ABOUT THIS EXERCISE
What lines of the data below hold the string "name"? Copy each one.
----- LISTED ENTRIES -----
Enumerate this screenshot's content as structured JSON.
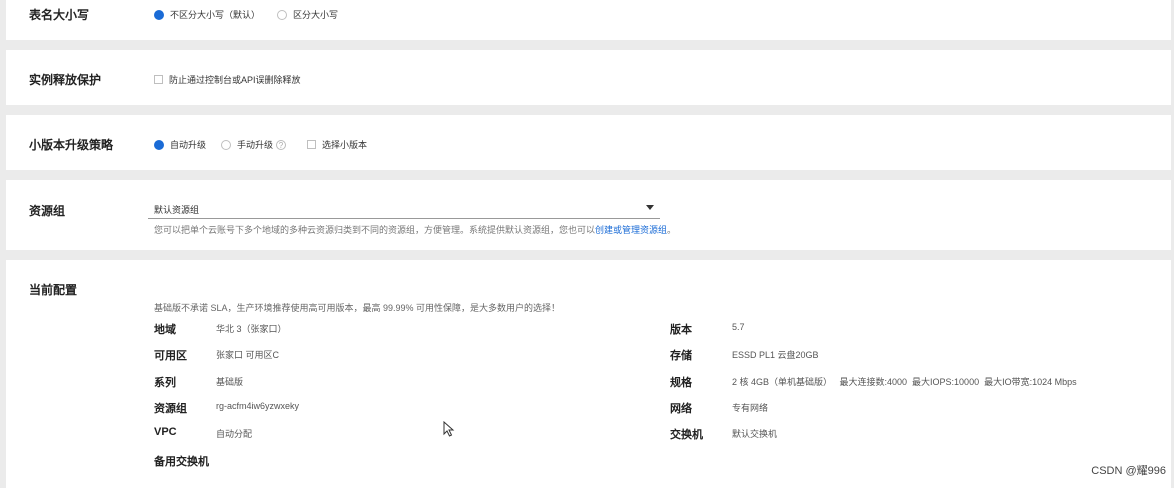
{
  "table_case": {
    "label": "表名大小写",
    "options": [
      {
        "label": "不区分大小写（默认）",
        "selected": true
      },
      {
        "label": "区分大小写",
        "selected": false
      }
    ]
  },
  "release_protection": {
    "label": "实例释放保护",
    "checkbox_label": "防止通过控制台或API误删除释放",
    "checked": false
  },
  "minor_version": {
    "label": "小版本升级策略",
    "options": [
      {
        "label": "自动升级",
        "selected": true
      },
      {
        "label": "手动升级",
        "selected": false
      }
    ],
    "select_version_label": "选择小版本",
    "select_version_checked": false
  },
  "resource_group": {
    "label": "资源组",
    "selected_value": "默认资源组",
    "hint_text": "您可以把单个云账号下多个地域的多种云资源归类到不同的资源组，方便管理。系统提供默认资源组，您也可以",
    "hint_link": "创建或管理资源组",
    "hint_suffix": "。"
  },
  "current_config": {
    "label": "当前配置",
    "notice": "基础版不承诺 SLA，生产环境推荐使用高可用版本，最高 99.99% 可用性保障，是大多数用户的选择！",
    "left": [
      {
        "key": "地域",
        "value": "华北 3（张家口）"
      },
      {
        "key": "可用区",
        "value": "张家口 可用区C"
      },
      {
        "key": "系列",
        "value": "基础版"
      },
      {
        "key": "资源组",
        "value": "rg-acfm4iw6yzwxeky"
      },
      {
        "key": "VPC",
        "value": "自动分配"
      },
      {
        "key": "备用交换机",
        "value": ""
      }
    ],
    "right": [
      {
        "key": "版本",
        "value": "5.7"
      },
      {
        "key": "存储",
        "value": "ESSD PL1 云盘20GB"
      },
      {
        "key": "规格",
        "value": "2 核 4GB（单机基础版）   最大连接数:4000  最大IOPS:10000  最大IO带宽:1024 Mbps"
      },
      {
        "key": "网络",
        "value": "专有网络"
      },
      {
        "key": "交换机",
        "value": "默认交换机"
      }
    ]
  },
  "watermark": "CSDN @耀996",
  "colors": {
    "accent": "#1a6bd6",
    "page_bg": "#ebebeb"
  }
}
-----
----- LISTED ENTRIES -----
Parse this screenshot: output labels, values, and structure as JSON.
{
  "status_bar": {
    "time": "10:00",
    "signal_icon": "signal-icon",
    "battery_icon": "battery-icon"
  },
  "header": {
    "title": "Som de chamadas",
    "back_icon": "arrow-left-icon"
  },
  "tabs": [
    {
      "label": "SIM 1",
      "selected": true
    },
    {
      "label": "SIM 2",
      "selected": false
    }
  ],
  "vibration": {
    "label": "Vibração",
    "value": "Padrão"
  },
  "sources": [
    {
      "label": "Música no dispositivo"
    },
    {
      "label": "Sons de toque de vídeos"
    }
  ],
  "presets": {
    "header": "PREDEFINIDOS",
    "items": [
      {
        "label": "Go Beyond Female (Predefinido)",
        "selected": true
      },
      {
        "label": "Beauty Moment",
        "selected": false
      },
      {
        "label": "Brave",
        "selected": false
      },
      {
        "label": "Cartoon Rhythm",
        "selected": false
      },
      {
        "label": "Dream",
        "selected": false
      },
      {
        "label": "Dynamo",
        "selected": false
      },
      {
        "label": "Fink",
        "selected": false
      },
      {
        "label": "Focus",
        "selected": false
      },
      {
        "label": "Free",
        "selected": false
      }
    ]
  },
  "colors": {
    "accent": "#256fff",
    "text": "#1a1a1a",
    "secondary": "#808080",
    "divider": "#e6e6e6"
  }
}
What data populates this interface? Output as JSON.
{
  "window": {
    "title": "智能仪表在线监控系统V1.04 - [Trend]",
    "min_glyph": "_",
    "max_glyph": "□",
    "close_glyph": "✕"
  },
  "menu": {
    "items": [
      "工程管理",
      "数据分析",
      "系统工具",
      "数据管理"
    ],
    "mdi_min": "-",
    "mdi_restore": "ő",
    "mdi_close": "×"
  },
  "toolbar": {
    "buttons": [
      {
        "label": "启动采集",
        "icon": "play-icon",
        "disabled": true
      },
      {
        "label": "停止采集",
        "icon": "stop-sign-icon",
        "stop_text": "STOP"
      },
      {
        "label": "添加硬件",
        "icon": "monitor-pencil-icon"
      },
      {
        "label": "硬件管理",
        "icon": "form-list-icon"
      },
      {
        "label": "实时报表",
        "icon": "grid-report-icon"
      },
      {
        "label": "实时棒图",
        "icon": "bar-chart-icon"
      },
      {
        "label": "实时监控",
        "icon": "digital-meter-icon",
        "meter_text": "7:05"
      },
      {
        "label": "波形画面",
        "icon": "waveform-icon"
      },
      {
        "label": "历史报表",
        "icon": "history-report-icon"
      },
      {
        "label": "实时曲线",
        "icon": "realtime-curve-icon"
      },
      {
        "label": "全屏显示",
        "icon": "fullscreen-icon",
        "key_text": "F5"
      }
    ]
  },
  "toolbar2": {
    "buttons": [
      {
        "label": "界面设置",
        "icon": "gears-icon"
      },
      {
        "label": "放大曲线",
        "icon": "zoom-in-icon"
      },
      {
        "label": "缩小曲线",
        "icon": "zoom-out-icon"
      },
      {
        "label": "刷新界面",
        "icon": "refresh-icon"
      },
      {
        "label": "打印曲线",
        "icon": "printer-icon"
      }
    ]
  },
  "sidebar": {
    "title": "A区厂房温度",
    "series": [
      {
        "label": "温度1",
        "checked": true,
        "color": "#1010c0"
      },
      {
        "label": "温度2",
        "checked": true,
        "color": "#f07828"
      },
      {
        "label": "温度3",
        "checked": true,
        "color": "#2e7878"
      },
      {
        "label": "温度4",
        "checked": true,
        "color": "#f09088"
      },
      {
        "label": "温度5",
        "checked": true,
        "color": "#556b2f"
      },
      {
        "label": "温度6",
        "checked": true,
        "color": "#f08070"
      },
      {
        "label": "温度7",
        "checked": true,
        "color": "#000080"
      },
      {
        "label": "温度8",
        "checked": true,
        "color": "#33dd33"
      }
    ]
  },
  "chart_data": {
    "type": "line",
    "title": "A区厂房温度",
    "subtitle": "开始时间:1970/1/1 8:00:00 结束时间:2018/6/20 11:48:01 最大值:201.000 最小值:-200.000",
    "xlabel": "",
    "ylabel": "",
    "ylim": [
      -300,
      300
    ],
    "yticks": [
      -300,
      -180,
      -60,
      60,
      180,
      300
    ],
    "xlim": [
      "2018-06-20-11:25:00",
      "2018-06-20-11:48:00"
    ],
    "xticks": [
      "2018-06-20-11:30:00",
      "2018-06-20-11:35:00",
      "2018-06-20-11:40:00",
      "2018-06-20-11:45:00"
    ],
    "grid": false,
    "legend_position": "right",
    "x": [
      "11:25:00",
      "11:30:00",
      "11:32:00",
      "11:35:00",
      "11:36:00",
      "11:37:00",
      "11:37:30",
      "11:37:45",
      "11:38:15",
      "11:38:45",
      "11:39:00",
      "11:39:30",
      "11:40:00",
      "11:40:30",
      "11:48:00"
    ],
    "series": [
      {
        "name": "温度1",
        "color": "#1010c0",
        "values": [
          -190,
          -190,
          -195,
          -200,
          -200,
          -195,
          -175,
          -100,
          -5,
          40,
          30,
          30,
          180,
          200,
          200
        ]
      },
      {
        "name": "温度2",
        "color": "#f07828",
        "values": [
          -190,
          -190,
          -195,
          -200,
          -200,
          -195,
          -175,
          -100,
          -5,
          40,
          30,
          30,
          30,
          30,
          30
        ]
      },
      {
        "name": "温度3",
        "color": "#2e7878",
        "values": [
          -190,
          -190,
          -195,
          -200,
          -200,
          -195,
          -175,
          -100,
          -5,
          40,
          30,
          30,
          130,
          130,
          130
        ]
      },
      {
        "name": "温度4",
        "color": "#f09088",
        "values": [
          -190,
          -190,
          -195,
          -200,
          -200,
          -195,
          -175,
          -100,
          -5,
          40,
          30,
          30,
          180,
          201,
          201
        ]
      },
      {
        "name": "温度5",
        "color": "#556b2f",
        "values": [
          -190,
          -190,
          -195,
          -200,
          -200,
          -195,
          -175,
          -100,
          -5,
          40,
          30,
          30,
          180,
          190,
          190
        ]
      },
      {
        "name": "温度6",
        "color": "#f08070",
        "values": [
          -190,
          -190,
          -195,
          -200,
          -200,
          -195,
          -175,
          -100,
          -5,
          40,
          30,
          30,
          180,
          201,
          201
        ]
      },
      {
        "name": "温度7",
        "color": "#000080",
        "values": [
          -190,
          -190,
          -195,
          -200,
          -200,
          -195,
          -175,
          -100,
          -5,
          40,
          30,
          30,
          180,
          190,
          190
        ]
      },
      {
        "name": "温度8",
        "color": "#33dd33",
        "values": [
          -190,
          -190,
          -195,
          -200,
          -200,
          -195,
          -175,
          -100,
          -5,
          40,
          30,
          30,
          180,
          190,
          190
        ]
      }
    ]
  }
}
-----
EXERCISE RESULT
        "name": "温度1",
        "name": "温度2",
        "name": "温度3",
        "name": "温度4",
        "name": "温度5",
        "name": "温度6",
        "name": "温度7",
        "name": "温度8",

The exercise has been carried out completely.